Like any wooden structure in your home, your roof can be vulnerable to damage from termites in the ceiling. Both subterranean and drywood termites can pose a threat to the integrity of your roof, inhabiting areas of your ceiling, including around fireplaces where leaks have occurred and over bathrooms where excessive moisture may be trapped underneath the insulation.
Drywood termites live and feed inside wood. They can establish colonies inside ceiling rafters, roof beams, eaves and other wooden structures associated with your roof. Drywood termites can even establish colonies underneath wood shingles.
Unlike drywood termites, subterranean termites typically build their colonies in the soil. However, subterranean termites will build colonies in any area where they have access to wood. Dampness provides a more conducive environment for infestation, but is not required. All they really need is a way inside your house. Worker termites build "mud tubes" inside of walls and chimneys in order to access food sources. Termites will feed on any substance containing cellulose. Drywall, wallpaper, clothing and even carpet in your home can be susceptible to damage in case of a termite infestation.
The invasive Formosan or "super termite" is the subterranean termite species most likely to construct above-ground colonies in addition to their primary ground nest. Formosan termite colonies can be much larger and more destructive than those formed by native termite species.
While you should rely on a trained professional to inspect and treat any possible termite in ceiling infestations in your home, you can look for the following warning signs:
Loose roof tiles or shingles.
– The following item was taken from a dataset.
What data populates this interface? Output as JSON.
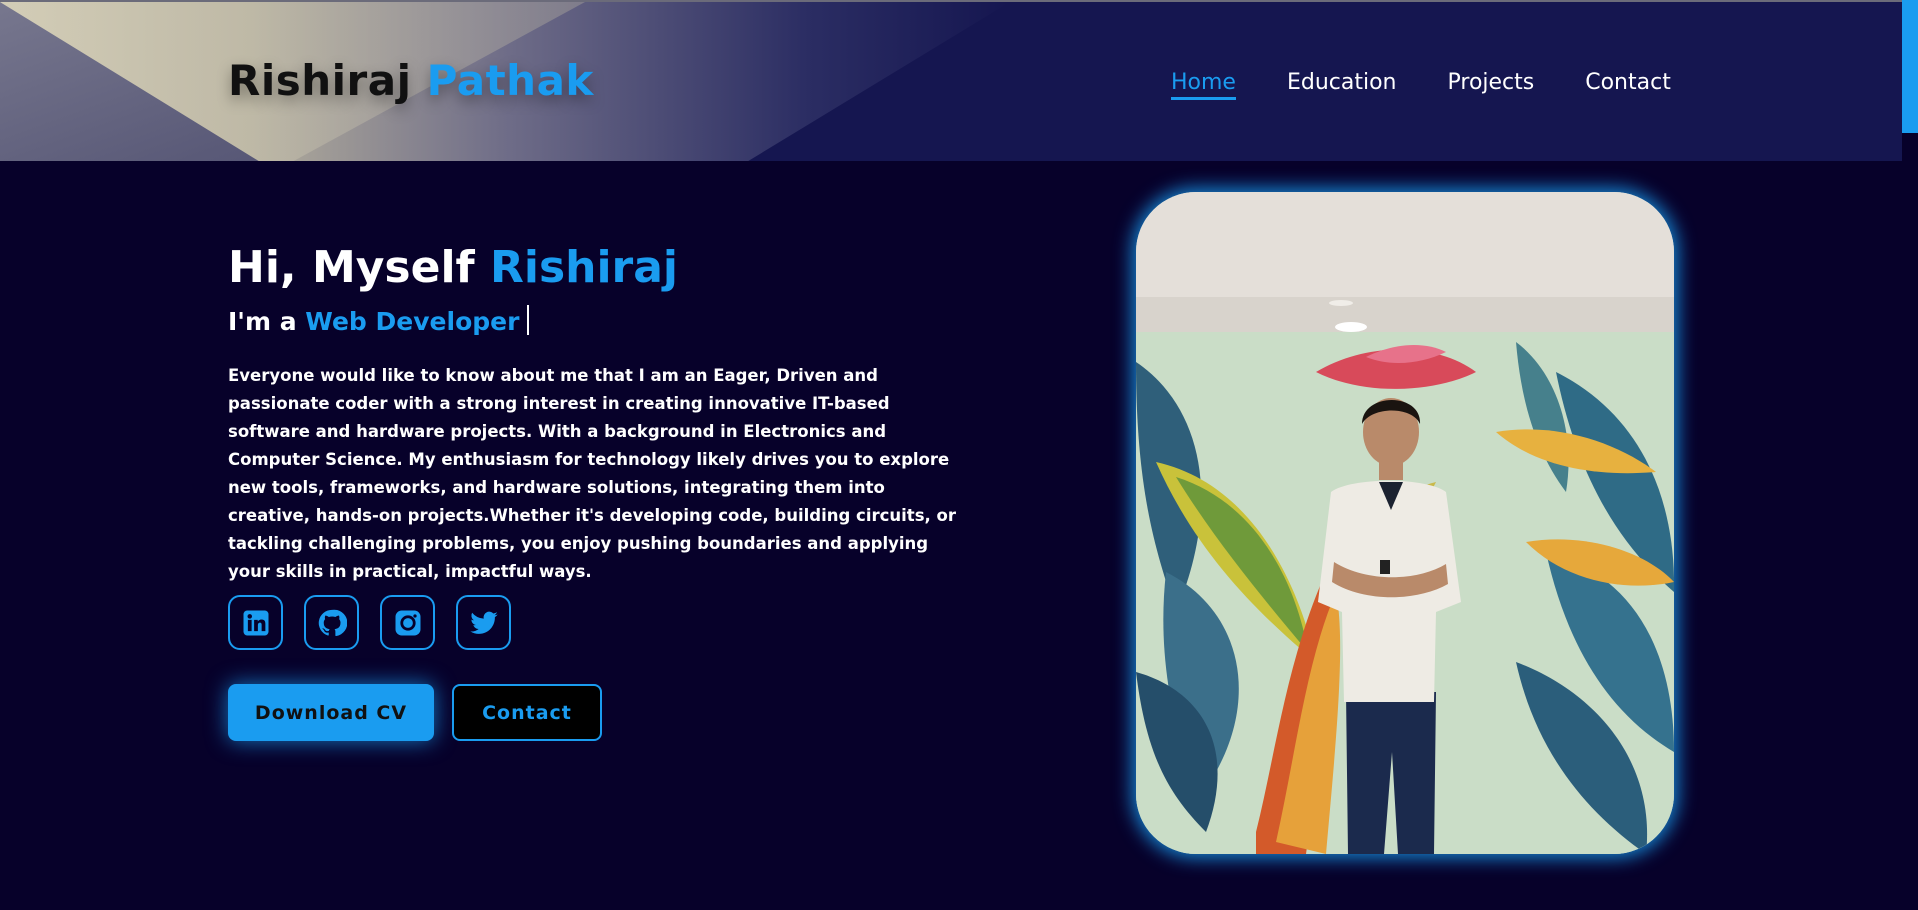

Even if your roof does not have wooden shingles, your subroofing almost certainly contains wood.
Bubbling and discoloration similar to water damage on your ceilings.
Any areas of buckling or sagging in your ceilings.
Mounds of what look like tiny wood pellets (termite fecal matter known as "frass") in your attic and/or underneath your rafters may indicate a drywood termite infestation.
Termite tunnels (aka mud tubes) running up vertical structures outside your home, especially the chimney.
Wood that appears to have been "eaten away" along its grain pattern, contains holes or which sounds hollow when tapped.
The presence of winged termites, living or dead, at points of entry to your home (windows, doors, etc.). If you suspect a termite infestation in your home, also check your attic and around your roof for evidence of winged termites (for example, any termites or termite wings caught in spider webs).
When a termite colony matures, it produces these "swarmers" in an attempt to populate a new colony with a king and queen, the termite responsible for laying eggs. Winged termites are the variety of termite most often seen outside of the actual colony and can be evidence of an existing infestation.
Winged termites may look at first glance like winged ants, but they differ in a number of important respects. Termite wings are often longer than those of ants. Termites have four wings, all of which are the same length. Termite bodies are more rounded than those of ants. Ants have a more pronounced waist and segmented body. Finally, termites have straight antennae. Ant antennae are L-shaped.
You can also take the following preventative measures to protect your roof and ceiling from termite damage:
Paint, stain, seal or otherwise treat any exposed wood on your home's exterior.
If you are aware of any roof leaks or other damage to your shingles, fascia boards or eaves, have it repaired immediately.
Have any plumbing leaks underneath your home repaired immediately. Do not allow water to collect underneath your home.
Keep your gutters clear of debris to allow for proper drainage.
Make sure your home’s entire attic and foundation vents are properly screened.
Do not allow wood debris to accumulate near your home.
Trim any vegetation, such as shrubs, surrounding your home. Do not allow vegetation to become so overgrown that it traps moisture around your foundation or blocks foundation vents. Cut back any tree limbs that are resting on your roof or touching wooden structures such as eaves or window framing.
Avoid the use of mulch close to your home, especially if you have wooden siding.
Take any of the above warning signs seriously, and do not put off contacting a trained pest control technician or agency to get a professional opinion if you find any termite ceiling damage.